For the data that follows, report how many lines include the string "JSON", and write the number alone.

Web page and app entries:
════════
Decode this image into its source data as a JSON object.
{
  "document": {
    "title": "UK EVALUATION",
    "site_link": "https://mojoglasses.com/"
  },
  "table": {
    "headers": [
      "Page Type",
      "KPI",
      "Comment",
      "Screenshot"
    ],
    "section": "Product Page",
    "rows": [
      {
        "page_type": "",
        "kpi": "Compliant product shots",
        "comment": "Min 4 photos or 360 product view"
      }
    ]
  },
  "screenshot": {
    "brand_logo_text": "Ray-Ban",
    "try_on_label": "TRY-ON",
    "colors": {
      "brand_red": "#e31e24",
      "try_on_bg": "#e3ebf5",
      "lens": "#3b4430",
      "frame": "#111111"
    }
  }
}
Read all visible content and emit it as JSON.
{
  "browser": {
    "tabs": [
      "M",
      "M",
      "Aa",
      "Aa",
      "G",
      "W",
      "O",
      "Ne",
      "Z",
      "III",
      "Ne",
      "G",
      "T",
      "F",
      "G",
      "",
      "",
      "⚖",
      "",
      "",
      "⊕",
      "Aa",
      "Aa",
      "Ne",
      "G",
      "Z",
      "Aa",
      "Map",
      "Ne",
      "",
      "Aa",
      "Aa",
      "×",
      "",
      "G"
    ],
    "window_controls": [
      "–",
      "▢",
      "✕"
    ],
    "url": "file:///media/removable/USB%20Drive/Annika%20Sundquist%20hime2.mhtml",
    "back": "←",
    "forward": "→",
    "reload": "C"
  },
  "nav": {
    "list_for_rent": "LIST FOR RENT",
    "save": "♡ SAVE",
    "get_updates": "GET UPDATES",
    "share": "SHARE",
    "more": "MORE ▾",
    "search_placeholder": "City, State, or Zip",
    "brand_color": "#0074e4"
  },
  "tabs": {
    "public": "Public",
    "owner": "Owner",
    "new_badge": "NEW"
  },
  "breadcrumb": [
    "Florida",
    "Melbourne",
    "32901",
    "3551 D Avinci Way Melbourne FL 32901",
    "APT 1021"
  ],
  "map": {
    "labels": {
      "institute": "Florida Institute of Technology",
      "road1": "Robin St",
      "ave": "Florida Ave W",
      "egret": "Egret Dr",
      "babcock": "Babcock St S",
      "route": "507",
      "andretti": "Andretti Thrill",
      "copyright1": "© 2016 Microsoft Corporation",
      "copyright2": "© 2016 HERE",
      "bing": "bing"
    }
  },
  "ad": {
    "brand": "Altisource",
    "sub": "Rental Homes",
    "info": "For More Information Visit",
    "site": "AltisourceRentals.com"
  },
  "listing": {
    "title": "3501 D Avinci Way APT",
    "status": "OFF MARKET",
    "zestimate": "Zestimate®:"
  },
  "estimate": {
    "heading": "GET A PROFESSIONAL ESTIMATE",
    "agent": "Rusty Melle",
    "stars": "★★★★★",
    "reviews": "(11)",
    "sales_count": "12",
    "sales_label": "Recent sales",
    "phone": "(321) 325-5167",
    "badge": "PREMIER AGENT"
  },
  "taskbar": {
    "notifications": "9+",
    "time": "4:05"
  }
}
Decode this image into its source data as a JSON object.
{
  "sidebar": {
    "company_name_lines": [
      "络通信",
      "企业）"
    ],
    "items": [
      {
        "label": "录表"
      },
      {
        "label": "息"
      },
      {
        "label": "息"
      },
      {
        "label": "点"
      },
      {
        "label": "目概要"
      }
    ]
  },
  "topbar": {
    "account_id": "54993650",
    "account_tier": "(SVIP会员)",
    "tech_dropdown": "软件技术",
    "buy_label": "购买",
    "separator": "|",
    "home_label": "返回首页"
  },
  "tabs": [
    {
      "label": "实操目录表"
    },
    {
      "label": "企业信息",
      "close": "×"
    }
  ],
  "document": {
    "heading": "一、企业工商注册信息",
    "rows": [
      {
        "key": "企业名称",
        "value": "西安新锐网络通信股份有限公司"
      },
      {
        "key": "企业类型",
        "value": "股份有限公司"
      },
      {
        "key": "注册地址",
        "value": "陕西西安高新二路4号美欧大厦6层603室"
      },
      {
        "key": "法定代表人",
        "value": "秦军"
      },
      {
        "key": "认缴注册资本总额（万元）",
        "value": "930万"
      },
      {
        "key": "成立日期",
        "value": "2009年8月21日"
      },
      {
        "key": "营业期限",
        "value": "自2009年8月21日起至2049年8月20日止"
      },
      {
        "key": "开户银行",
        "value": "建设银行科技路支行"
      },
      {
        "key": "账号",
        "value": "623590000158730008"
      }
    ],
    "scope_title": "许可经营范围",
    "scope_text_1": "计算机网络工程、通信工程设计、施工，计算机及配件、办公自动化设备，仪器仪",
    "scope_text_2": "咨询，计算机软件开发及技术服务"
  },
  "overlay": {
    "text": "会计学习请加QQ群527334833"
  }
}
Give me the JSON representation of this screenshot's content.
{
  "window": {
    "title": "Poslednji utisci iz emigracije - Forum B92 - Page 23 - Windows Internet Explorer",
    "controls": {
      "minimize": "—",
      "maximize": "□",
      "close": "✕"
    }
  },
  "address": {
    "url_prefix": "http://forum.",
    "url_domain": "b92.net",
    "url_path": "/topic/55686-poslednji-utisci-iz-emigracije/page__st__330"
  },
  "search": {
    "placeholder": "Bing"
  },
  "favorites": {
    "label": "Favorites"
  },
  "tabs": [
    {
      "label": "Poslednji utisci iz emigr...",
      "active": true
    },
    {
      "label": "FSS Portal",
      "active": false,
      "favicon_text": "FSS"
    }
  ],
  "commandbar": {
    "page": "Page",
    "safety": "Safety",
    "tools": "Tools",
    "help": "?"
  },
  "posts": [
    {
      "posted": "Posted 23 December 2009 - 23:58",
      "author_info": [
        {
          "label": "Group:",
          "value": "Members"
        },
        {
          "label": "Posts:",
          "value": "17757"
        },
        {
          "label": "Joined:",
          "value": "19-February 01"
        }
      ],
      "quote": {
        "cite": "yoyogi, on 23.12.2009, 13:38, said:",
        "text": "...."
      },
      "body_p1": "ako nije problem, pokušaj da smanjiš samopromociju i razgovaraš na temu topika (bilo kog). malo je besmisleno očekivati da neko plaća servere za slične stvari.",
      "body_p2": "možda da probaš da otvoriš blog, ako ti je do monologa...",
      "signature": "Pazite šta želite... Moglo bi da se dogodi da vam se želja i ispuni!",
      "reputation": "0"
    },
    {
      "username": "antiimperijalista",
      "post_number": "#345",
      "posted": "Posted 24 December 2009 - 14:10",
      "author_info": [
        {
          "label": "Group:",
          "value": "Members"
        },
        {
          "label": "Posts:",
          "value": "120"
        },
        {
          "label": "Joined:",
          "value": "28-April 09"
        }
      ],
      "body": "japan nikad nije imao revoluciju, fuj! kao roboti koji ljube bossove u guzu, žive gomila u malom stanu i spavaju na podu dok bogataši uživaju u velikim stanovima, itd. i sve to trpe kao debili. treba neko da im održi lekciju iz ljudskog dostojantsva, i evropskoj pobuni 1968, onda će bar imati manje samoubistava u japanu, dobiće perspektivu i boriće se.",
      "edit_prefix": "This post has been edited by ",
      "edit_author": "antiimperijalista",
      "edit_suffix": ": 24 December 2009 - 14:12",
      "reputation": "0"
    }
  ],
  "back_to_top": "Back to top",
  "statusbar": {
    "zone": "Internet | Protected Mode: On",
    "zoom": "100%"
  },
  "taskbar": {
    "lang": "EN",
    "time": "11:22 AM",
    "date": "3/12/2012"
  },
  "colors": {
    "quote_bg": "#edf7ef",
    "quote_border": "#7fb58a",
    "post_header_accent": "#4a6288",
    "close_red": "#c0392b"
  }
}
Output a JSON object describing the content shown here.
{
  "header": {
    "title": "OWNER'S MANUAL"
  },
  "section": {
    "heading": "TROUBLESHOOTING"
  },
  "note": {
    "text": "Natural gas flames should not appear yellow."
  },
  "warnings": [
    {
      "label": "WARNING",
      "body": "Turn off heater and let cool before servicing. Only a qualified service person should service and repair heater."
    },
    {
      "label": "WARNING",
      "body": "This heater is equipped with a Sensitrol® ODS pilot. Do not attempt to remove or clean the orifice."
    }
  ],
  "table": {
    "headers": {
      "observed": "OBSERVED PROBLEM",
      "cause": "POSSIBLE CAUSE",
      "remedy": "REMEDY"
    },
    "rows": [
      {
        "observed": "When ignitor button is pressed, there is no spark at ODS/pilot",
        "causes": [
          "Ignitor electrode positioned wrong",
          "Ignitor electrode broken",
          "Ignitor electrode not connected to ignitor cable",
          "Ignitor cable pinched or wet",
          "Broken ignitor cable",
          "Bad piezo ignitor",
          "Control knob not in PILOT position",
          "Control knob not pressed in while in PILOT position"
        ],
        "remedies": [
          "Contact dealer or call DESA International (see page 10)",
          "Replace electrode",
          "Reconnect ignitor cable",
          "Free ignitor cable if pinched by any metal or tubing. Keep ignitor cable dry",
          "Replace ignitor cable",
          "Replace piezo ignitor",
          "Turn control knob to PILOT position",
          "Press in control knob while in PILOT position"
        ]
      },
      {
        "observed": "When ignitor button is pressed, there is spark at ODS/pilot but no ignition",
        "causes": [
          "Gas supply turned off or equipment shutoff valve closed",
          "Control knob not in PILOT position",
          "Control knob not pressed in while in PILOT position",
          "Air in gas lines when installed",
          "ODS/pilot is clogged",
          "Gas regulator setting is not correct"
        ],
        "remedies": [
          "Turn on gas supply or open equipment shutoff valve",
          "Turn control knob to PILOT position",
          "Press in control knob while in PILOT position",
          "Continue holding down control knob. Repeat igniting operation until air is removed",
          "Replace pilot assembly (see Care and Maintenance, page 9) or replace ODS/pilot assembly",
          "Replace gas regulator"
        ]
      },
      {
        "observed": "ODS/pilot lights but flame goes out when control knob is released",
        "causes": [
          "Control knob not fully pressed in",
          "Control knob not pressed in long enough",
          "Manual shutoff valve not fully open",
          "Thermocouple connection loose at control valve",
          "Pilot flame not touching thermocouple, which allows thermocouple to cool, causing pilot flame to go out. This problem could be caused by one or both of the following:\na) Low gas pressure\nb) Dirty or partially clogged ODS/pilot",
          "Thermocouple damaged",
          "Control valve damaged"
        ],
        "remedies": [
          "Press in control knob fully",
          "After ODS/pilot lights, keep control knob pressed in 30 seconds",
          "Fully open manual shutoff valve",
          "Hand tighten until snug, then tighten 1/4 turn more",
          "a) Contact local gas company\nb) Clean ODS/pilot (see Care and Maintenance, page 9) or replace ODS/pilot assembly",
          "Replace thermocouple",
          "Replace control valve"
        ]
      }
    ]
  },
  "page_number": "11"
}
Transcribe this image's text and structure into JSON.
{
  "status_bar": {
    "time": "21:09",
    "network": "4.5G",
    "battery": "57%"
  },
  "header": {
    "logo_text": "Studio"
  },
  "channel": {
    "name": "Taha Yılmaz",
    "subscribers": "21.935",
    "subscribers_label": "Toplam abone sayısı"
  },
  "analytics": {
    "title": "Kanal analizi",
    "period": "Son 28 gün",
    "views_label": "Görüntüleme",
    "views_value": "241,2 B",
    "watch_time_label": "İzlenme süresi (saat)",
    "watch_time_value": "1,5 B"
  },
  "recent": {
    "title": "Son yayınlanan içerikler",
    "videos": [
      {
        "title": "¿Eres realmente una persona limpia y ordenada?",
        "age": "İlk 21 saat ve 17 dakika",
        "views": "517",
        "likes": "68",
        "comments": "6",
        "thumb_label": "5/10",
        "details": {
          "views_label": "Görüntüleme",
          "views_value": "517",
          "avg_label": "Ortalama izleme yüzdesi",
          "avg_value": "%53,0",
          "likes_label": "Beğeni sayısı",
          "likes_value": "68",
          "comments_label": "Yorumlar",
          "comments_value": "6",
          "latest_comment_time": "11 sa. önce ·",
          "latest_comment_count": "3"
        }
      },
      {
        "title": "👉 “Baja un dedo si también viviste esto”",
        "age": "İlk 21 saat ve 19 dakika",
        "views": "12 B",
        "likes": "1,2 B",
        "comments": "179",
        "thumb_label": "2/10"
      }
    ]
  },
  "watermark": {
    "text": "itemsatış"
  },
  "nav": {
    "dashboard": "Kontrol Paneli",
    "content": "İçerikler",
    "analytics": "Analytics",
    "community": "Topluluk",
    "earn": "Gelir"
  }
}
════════
§ Response to the exercise
6